> **Task details**: Search the listing for the string "content". Copy every line that has it.

> **Listed entries**:
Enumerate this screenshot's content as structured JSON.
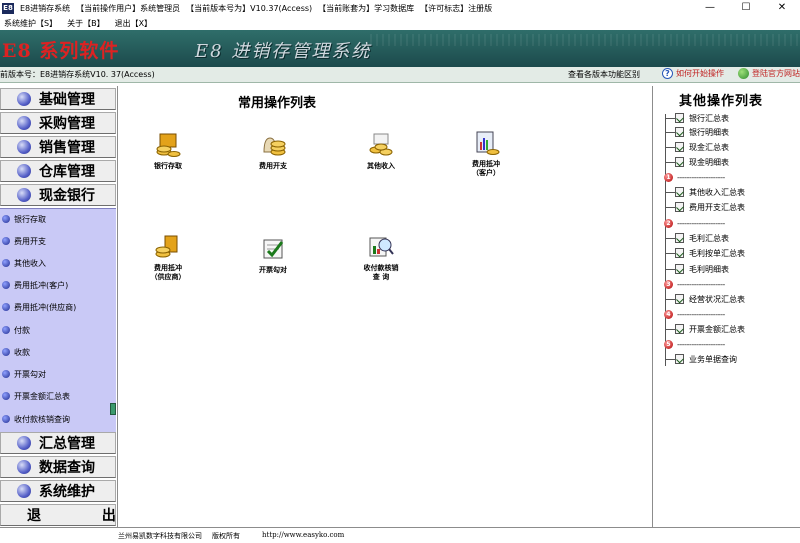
{
  "window": {
    "app_icon": "E8",
    "title_items": [
      "E8进销存系统",
      "【当前操作用户】系统管理员",
      "【当前版本号为】V10.37(Access)",
      "【当前账套为】学习数据库",
      "【许可标志】注册版"
    ],
    "min_symbol": "—",
    "max_symbol": "☐",
    "close_symbol": "✕"
  },
  "menu": {
    "items": [
      "系统维护【S】",
      "关于【B】",
      "退出【X】"
    ]
  },
  "banner": {
    "logo": "E8 系列软件",
    "system_title": "E8 进销存管理系统"
  },
  "version_bar": {
    "version_text": "前版本号：E8进销存系统V10. 37(Access)",
    "compare_text": "查看各版本功能区别",
    "howto_text": "如何开始操作",
    "site_text": "登陆官方网站"
  },
  "left_nav": {
    "top_items": [
      "基础管理",
      "采购管理",
      "销售管理",
      "仓库管理",
      "现金银行"
    ],
    "sub_items": [
      "银行存取",
      "费用开支",
      "其他收入",
      "费用抵冲(客户)",
      "费用抵冲(供应商)",
      "付款",
      "收款",
      "开票勾对",
      "开票金额汇总表",
      "收付款核销查询"
    ],
    "bottom_items": [
      "汇总管理",
      "数据查询",
      "系统维护",
      "退 出"
    ]
  },
  "center": {
    "title": "常用操作列表",
    "operations": [
      {
        "label": "银行存取",
        "icon": "bank-deposit-icon"
      },
      {
        "label": "费用开支",
        "icon": "expense-icon"
      },
      {
        "label": "其他收入",
        "icon": "other-income-icon"
      },
      {
        "label": "费用抵冲\n（客户）",
        "icon": "expense-offset-customer-icon"
      },
      {
        "label": "费用抵冲\n（供应商）",
        "icon": "expense-offset-supplier-icon"
      },
      {
        "label": "开票勾对",
        "icon": "invoice-check-icon"
      },
      {
        "label": "收付款核销\n查  询",
        "icon": "payment-writeoff-query-icon"
      }
    ]
  },
  "right": {
    "title": "其他操作列表",
    "groups": [
      {
        "items": [
          "银行汇总表",
          "银行明细表",
          "现金汇总表",
          "现金明细表"
        ]
      },
      {
        "num": "1",
        "items": [
          "其他收入汇总表",
          "费用开支汇总表"
        ]
      },
      {
        "num": "2",
        "items": [
          "毛利汇总表",
          "毛利按单汇总表",
          "毛利明细表"
        ]
      },
      {
        "num": "3",
        "items": [
          "经营状况汇总表"
        ]
      },
      {
        "num": "4",
        "items": [
          "开票金额汇总表"
        ]
      },
      {
        "num": "5",
        "items": [
          "业务单据查询"
        ]
      }
    ],
    "separator_dashes": "--------------------"
  },
  "footer": {
    "company": "兰州易凯数字科技有限公司",
    "rights": "版权所有",
    "url": "http://www.easyko.com"
  }
}
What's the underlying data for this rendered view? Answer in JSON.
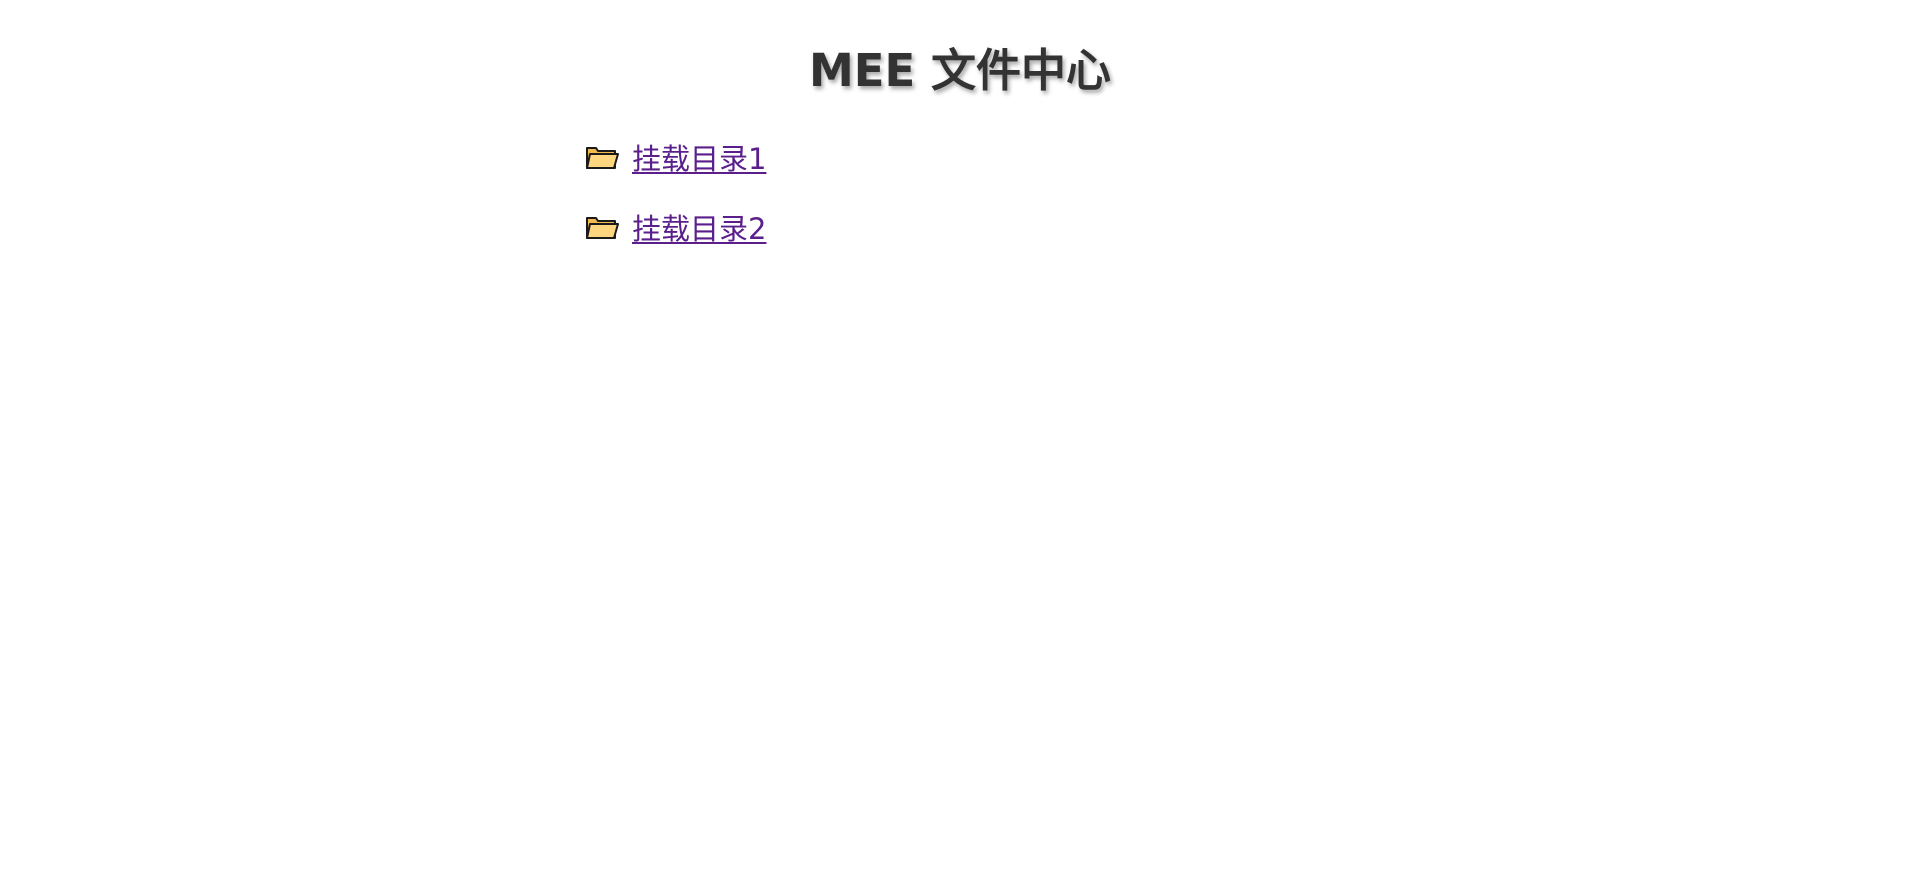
{
  "header": {
    "title": "MEE 文件中心"
  },
  "folders": [
    {
      "label": "挂载目录1",
      "icon": "folder-icon"
    },
    {
      "label": "挂载目录2",
      "icon": "folder-icon"
    }
  ],
  "colors": {
    "title": "#333333",
    "link_visited": "#5b1f8c",
    "folder_fill": "#ffd680",
    "folder_stroke": "#1a1a1a"
  }
}
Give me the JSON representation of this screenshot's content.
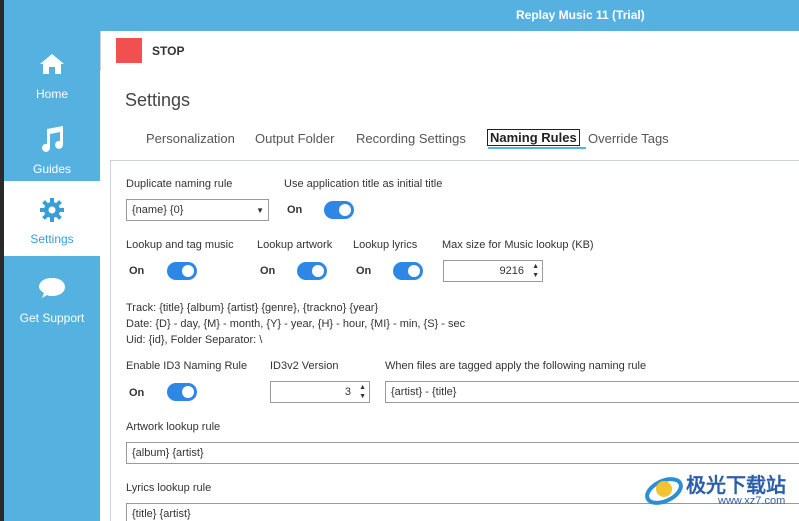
{
  "window": {
    "title": "Replay Music 11 (Trial)"
  },
  "sidebar": {
    "items": [
      {
        "label": "Home",
        "icon": "home-icon"
      },
      {
        "label": "Guides",
        "icon": "music-note-icon"
      },
      {
        "label": "Settings",
        "icon": "gear-icon",
        "active": true
      },
      {
        "label": "Get Support",
        "icon": "speech-bubble-icon"
      }
    ]
  },
  "toolbar": {
    "stop_label": "STOP",
    "stop_color": "#f25050"
  },
  "page": {
    "title": "Settings"
  },
  "tabs": [
    {
      "label": "Personalization"
    },
    {
      "label": "Output Folder"
    },
    {
      "label": "Recording Settings"
    },
    {
      "label": "Naming Rules",
      "active": true
    },
    {
      "label": "Override Tags"
    }
  ],
  "form": {
    "duplicate_naming": {
      "label": "Duplicate naming rule",
      "value": "{name} {0}"
    },
    "use_app_title": {
      "label": "Use application title as initial title",
      "state": "On"
    },
    "lookup_tag_music": {
      "label": "Lookup and tag music",
      "state": "On"
    },
    "lookup_artwork": {
      "label": "Lookup artwork",
      "state": "On"
    },
    "lookup_lyrics": {
      "label": "Lookup lyrics",
      "state": "On"
    },
    "max_size": {
      "label": "Max size for Music lookup (KB)",
      "value": "9216"
    },
    "info_lines": [
      "Track: {title} {album} {artist} {genre}, {trackno} {year}",
      "Date: {D} - day, {M} - month, {Y} - year, {H} - hour, {MI} - min, {S} - sec",
      "Uid: {id}, Folder Separator: \\"
    ],
    "enable_id3": {
      "label": "Enable ID3 Naming Rule",
      "state": "On"
    },
    "id3v2_version": {
      "label": "ID3v2 Version",
      "value": "3"
    },
    "tagged_rule": {
      "label": "When files are tagged apply the following naming rule",
      "value": "{artist} - {title}"
    },
    "artwork_rule": {
      "label": "Artwork lookup rule",
      "value": "{album} {artist}"
    },
    "lyrics_rule": {
      "label": "Lyrics lookup rule",
      "value": "{title} {artist}"
    }
  },
  "watermark": {
    "text": "极光下载站",
    "url": "www.xz7.com"
  },
  "colors": {
    "accent": "#55b2e0",
    "toggle_on": "#2f87e5"
  }
}
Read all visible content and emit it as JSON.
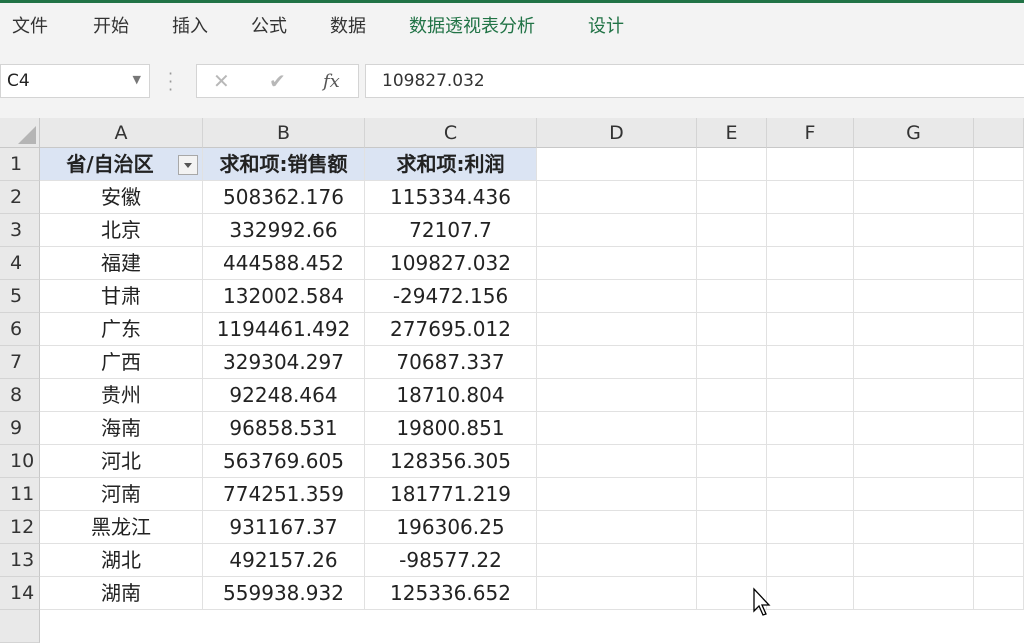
{
  "ribbon": {
    "tabs": [
      {
        "label": "文件",
        "contextual": false
      },
      {
        "label": "开始",
        "contextual": false
      },
      {
        "label": "插入",
        "contextual": false
      },
      {
        "label": "公式",
        "contextual": false
      },
      {
        "label": "数据",
        "contextual": false
      },
      {
        "label": "数据透视表分析",
        "contextual": true
      },
      {
        "label": "设计",
        "contextual": true
      }
    ],
    "accent_color": "#217346"
  },
  "formula_bar": {
    "name_box": "C4",
    "cancel_icon": "x-icon",
    "enter_icon": "check-icon",
    "fx_label": "fx",
    "formula_value": "109827.032"
  },
  "sheet": {
    "columns": [
      "A",
      "B",
      "C",
      "D",
      "E",
      "F",
      "G"
    ],
    "row_numbers": [
      "1",
      "2",
      "3",
      "4",
      "5",
      "6",
      "7",
      "8",
      "9",
      "10",
      "11",
      "12",
      "13",
      "14"
    ],
    "pivot_header": [
      "省/自治区",
      "求和项:销售额",
      "求和项:利润"
    ],
    "rows": [
      [
        "安徽",
        "508362.176",
        "115334.436"
      ],
      [
        "北京",
        "332992.66",
        "72107.7"
      ],
      [
        "福建",
        "444588.452",
        "109827.032"
      ],
      [
        "甘肃",
        "132002.584",
        "-29472.156"
      ],
      [
        "广东",
        "1194461.492",
        "277695.012"
      ],
      [
        "广西",
        "329304.297",
        "70687.337"
      ],
      [
        "贵州",
        "92248.464",
        "18710.804"
      ],
      [
        "海南",
        "96858.531",
        "19800.851"
      ],
      [
        "河北",
        "563769.605",
        "128356.305"
      ],
      [
        "河南",
        "774251.359",
        "181771.219"
      ],
      [
        "黑龙江",
        "931167.37",
        "196306.25"
      ],
      [
        "湖北",
        "492157.26",
        "-98577.22"
      ],
      [
        "湖南",
        "559938.932",
        "125336.652"
      ]
    ],
    "pivot_header_color": "#dbe4f3"
  }
}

> **Expected output**:
Enumerate this screenshot's content as structured JSON.
Give me the JSON representation of this screenshot's content.
Read all visible content and emit it as JSON.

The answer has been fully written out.